Whatever the particulars of Keith Olbermann’s abrupt departure from MSNBC, the fact is he had come to define the network. By separating with Olbermann at this moment, MSNBC is speaking volumes about the debate that has consumed the country for the past two weeks.
Olbermann’s broadcasts in the immediate aftermath of the murders and mayhem in Tucson, Ariz., were astonishingly dyspeptic. Led by Olbermann, Paul Krugman and a few others, many on the left attempted to link the violent actions of an insane killer to conservative political rhetoric and goals.
George Will rightly pegged this reaction as the latest instance of “McCarthyism of the left.” The backlash against the McCarthyism formed instantly.
Some on the left, like MSNBC’s Chris Matthews, doubled down, but conservatives, fair-minded independents and even some liberals refused to countenance the McCarthy-style premise.
People were forced to choose: Either this outbreak of evil in Arizona was connected to the political right, or the argument was as evil as any false accusation of complicity in murder.
MSNBC appears to have chosen to cabin the fever and signal that no matter how much it believes in the agenda of President Barack Obama, it will not advance that agenda through hysteria.
Whether the network simply ordered Olbermann to turn in his keys and leave the building, or Olbermann would not accept internal controls on his vitriol, either way he is gone.
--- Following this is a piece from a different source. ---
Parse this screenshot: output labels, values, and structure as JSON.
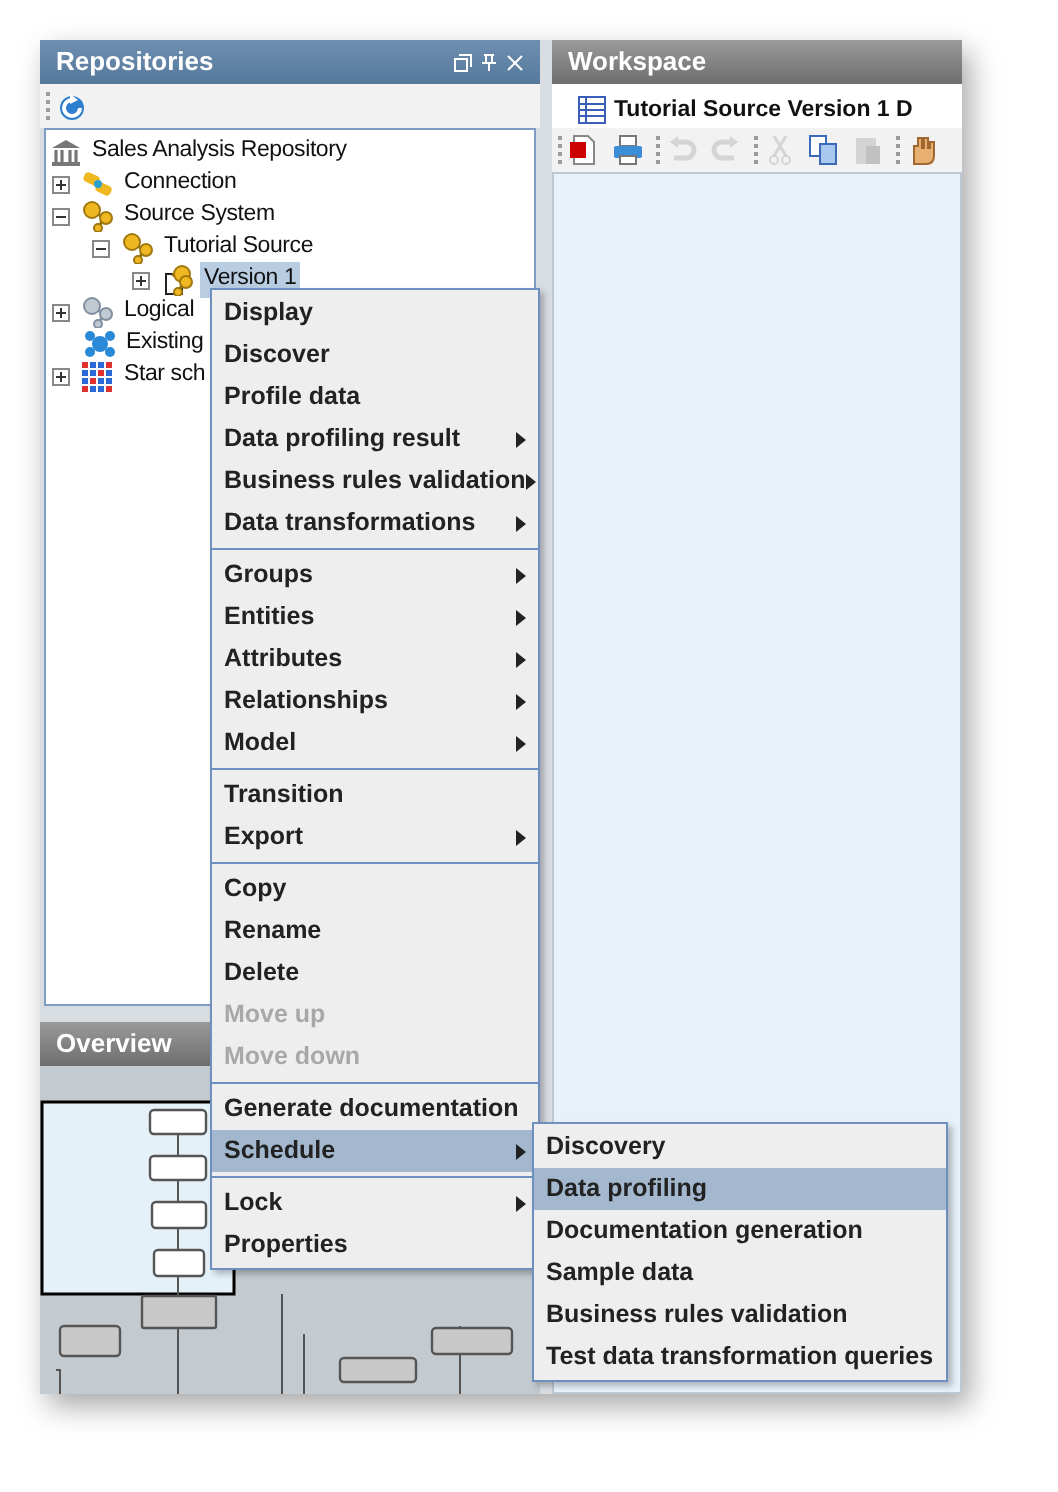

MSNBC execs chose. The network that made the terrible decision to air the tapes of the Virginia Tech killer finally got one right.
Had decent people from across the political spectrum not pushed back against the many slanders, especially those against Sarah Palin, the left would never have relented in its charge.
The argument had to be confronted and defeated, and its proponents not indulged. Which brings me to my conversation with Sen. Tom Coburn, R-Okla., from my Thursday radio program, the full transcript of which is available at HughHewitt.com.
When Coburn went on “Meet the Press” on Jan. 16 and blasted all media, many were surprised.
“I am disgusted with both right and left media,” he told David Gregory, who had demanded Coburn answer the charge that “apocalyptic” rhetoric and overheated discourse had somehow derailed the country.
Coburn went on to explain to Gregory, as he did to me on Thursday, that far too much time was spent on the false debate even as important issues were left unexamined.
The point I tried to make to Coburn in reply was that conservatives did not choose this battle, but neither could it be avoided once begun.
“If Tom Coburn doesn’t defend conservative media,” I argued, “conservative media isn’t around to make the arguments about the debt limit” or any other issue for that matter.
Coburn made some good arguments in response and you should read the whole exchange. Take note: It was held on talk radio and posted on a blog, not in the mainstream media.
Examiner columnist Hugh Hewitt is a law professor at Chapman University Law School and a nationally syndicated radio talk show host who blogs daily at www.hughhewitt.com.